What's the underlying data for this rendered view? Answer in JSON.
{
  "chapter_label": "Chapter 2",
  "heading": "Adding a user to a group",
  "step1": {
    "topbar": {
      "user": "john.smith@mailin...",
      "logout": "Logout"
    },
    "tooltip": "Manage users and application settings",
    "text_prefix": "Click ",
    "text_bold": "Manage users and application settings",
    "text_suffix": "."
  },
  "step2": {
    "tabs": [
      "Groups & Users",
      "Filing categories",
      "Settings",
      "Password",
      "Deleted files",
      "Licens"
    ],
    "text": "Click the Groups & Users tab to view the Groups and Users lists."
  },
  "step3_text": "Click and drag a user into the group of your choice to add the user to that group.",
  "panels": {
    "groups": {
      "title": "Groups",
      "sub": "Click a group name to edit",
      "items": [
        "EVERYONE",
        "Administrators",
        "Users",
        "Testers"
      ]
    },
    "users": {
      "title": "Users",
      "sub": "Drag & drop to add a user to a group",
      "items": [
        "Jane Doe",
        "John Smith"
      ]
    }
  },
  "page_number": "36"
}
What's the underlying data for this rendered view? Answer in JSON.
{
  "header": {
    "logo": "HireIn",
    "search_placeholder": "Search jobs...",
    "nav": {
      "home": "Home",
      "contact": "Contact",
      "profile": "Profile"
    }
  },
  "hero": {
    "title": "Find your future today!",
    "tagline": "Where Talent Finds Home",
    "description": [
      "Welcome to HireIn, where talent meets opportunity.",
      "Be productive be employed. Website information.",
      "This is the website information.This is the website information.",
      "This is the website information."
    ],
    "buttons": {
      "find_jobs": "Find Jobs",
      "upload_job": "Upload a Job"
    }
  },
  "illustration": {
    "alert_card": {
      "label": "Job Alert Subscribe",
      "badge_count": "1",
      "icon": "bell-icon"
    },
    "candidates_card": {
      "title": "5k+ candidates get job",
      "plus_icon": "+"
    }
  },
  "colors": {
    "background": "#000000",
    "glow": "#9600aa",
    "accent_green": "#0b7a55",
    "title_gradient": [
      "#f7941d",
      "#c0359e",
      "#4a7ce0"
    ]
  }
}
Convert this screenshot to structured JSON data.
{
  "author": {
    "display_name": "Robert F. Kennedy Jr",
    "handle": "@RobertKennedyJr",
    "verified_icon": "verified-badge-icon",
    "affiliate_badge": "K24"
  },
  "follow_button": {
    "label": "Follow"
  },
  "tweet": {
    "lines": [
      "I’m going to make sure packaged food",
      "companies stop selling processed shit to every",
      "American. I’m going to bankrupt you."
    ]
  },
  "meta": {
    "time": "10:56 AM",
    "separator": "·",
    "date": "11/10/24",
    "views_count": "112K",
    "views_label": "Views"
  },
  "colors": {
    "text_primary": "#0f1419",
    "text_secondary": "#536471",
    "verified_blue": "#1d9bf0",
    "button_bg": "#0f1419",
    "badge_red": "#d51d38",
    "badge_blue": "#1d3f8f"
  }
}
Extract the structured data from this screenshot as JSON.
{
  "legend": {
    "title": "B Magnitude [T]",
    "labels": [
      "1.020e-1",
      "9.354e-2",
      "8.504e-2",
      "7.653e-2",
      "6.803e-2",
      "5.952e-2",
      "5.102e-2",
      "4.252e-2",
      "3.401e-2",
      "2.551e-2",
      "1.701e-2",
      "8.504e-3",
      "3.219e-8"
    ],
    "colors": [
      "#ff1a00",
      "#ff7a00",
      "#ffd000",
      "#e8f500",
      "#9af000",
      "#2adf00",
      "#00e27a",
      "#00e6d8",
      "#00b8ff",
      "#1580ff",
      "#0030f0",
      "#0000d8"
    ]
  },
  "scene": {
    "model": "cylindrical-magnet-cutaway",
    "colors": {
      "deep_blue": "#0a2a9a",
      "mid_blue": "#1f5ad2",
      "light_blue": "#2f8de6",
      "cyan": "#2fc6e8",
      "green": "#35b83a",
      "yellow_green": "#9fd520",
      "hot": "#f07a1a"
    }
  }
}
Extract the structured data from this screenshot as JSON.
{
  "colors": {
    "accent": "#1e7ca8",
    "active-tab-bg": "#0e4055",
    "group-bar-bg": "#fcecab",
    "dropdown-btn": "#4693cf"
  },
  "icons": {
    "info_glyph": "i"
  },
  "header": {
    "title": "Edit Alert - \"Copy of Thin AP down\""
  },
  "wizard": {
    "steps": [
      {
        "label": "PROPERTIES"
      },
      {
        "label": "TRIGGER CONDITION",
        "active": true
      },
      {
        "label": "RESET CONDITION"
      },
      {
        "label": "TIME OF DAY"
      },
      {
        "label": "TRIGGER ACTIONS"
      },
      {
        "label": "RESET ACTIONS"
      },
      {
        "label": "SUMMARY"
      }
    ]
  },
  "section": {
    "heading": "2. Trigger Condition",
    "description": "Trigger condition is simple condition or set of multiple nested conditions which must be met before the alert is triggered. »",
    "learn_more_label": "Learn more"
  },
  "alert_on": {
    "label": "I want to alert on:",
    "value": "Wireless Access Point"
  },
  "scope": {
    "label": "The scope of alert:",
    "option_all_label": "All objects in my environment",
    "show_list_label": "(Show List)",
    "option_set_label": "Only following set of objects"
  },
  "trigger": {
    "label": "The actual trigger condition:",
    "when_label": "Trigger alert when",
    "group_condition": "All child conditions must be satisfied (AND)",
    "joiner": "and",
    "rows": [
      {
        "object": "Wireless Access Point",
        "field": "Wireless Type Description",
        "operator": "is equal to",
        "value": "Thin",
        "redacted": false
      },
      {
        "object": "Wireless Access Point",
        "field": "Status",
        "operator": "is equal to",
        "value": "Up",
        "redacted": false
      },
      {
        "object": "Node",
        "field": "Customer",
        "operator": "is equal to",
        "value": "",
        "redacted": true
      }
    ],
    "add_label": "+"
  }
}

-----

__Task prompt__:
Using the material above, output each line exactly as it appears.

__Response to the task__:
What's the underlying data for this rendered view? Answer in JSON.
{
  "chapter_label": "Chapter 2",
  "heading": "Adding a user to a group",
  "step1": {
    "topbar": {
      "user": "john.smith@mailin...",
      "logout": "Logout"
    },
    "tooltip": "Manage users and application settings",
    "text_prefix": "Click ",
    "text_bold": "Manage users and application settings",
    "text_suffix": "."
  },
  "step2": {
    "tabs": [
      "Groups & Users",
      "Filing categories",
      "Settings",
      "Password",
      "Deleted files",
      "Licens"
    ],
    "text": "Click the Groups & Users tab to view the Groups and Users lists."
  },
  "step3_text": "Click and drag a user into the group of your choice to add the user to that group.",
  "panels": {
    "groups": {
      "title": "Groups",
      "sub": "Click a group name to edit",
      "items": [
        "EVERYONE",
        "Administrators",
        "Users",
        "Testers"
      ]
    },
    "users": {
      "title": "Users",
      "sub": "Drag & drop to add a user to a group",
      "items": [
        "Jane Doe",
        "John Smith"
      ]
    }
  },
  "page_number": "36"
}
What's the underlying data for this rendered view? Answer in JSON.
{
  "header": {
    "logo": "HireIn",
    "search_placeholder": "Search jobs...",
    "nav": {
      "home": "Home",
      "contact": "Contact",
      "profile": "Profile"
    }
  },
  "hero": {
    "title": "Find your future today!",
    "tagline": "Where Talent Finds Home",
    "description": [
      "Welcome to HireIn, where talent meets opportunity.",
      "Be productive be employed. Website information.",
      "This is the website information.This is the website information.",
      "This is the website information."
    ],
    "buttons": {
      "find_jobs": "Find Jobs",
      "upload_job": "Upload a Job"
    }
  },
  "illustration": {
    "alert_card": {
      "label": "Job Alert Subscribe",
      "badge_count": "1",
      "icon": "bell-icon"
    },
    "candidates_card": {
      "title": "5k+ candidates get job",
      "plus_icon": "+"
    }
  },
  "colors": {
    "background": "#000000",
    "glow": "#9600aa",
    "accent_green": "#0b7a55",
    "title_gradient": [
      "#f7941d",
      "#c0359e",
      "#4a7ce0"
    ]
  }
}
Convert this screenshot to structured JSON data.
{
  "author": {
    "display_name": "Robert F. Kennedy Jr",
    "handle": "@RobertKennedyJr",
    "verified_icon": "verified-badge-icon",
    "affiliate_badge": "K24"
  },
  "follow_button": {
    "label": "Follow"
  },
  "tweet": {
    "lines": [
      "I’m going to make sure packaged food",
      "companies stop selling processed shit to every",
      "American. I’m going to bankrupt you."
    ]
  },
  "meta": {
    "time": "10:56 AM",
    "separator": "·",
    "date": "11/10/24",
    "views_count": "112K",
    "views_label": "Views"
  },
  "colors": {
    "text_primary": "#0f1419",
    "text_secondary": "#536471",
    "verified_blue": "#1d9bf0",
    "button_bg": "#0f1419",
    "badge_red": "#d51d38",
    "badge_blue": "#1d3f8f"
  }
}
Extract the structured data from this screenshot as JSON.
{
  "legend": {
    "title": "B Magnitude [T]",
    "labels": [
      "1.020e-1",
      "9.354e-2",
      "8.504e-2",
      "7.653e-2",
      "6.803e-2",
      "5.952e-2",
      "5.102e-2",
      "4.252e-2",
      "3.401e-2",
      "2.551e-2",
      "1.701e-2",
      "8.504e-3",
      "3.219e-8"
    ],
    "colors": [
      "#ff1a00",
      "#ff7a00",
      "#ffd000",
      "#e8f500",
      "#9af000",
      "#2adf00",
      "#00e27a",
      "#00e6d8",
      "#00b8ff",
      "#1580ff",
      "#0030f0",
      "#0000d8"
    ]
  },
  "scene": {
    "model": "cylindrical-magnet-cutaway",
    "colors": {
      "deep_blue": "#0a2a9a",
      "mid_blue": "#1f5ad2",
      "light_blue": "#2f8de6",
      "cyan": "#2fc6e8",
      "green": "#35b83a",
      "yellow_green": "#9fd520",
      "hot": "#f07a1a"
    }
  }
}
Extract the structured data from this screenshot as JSON.
{
  "colors": {
    "accent": "#1e7ca8",
    "active-tab-bg": "#0e4055",
    "group-bar-bg": "#fcecab",
    "dropdown-btn": "#4693cf"
  },
  "icons": {
    "info_glyph": "i"
  },
  "header": {
    "title": "Edit Alert - \"Copy of Thin AP down\""
  },
  "wizard": {
    "steps": [
      {
        "label": "PROPERTIES"
      },
      {
        "label": "TRIGGER CONDITION",
        "active": true
      },
      {
        "label": "RESET CONDITION"
      },
      {
        "label": "TIME OF DAY"
      },
      {
        "label": "TRIGGER ACTIONS"
      },
      {
        "label": "RESET ACTIONS"
      },
      {
        "label": "SUMMARY"
      }
    ]
  },
  "section": {
    "heading": "2. Trigger Condition",
    "description": "Trigger condition is simple condition or set of multiple nested conditions which must be met before the alert is triggered. »",
    "learn_more_label": "Learn more"
  },
  "alert_on": {
    "label": "I want to alert on:",
    "value": "Wireless Access Point"
  },
  "scope": {
    "label": "The scope of alert:",
    "option_all_label": "All objects in my environment",
    "show_list_label": "(Show List)",
    "option_set_label": "Only following set of objects"
  },
  "trigger": {
    "label": "The actual trigger condition:",
    "when_label": "Trigger alert when",
    "group_condition": "All child conditions must be satisfied (AND)",
    "joiner": "and",
    "rows": [
      {
        "object": "Wireless Access Point",
        "field": "Wireless Type Description",
        "operator": "is equal to",
        "value": "Thin",
        "redacted": false
      },
      {
        "object": "Wireless Access Point",
        "field": "Status",
        "operator": "is equal to",
        "value": "Up",
        "redacted": false
      },
      {
        "object": "Node",
        "field": "Customer",
        "operator": "is equal to",
        "value": "",
        "redacted": true
      }
    ],
    "add_label": "+"
  }
}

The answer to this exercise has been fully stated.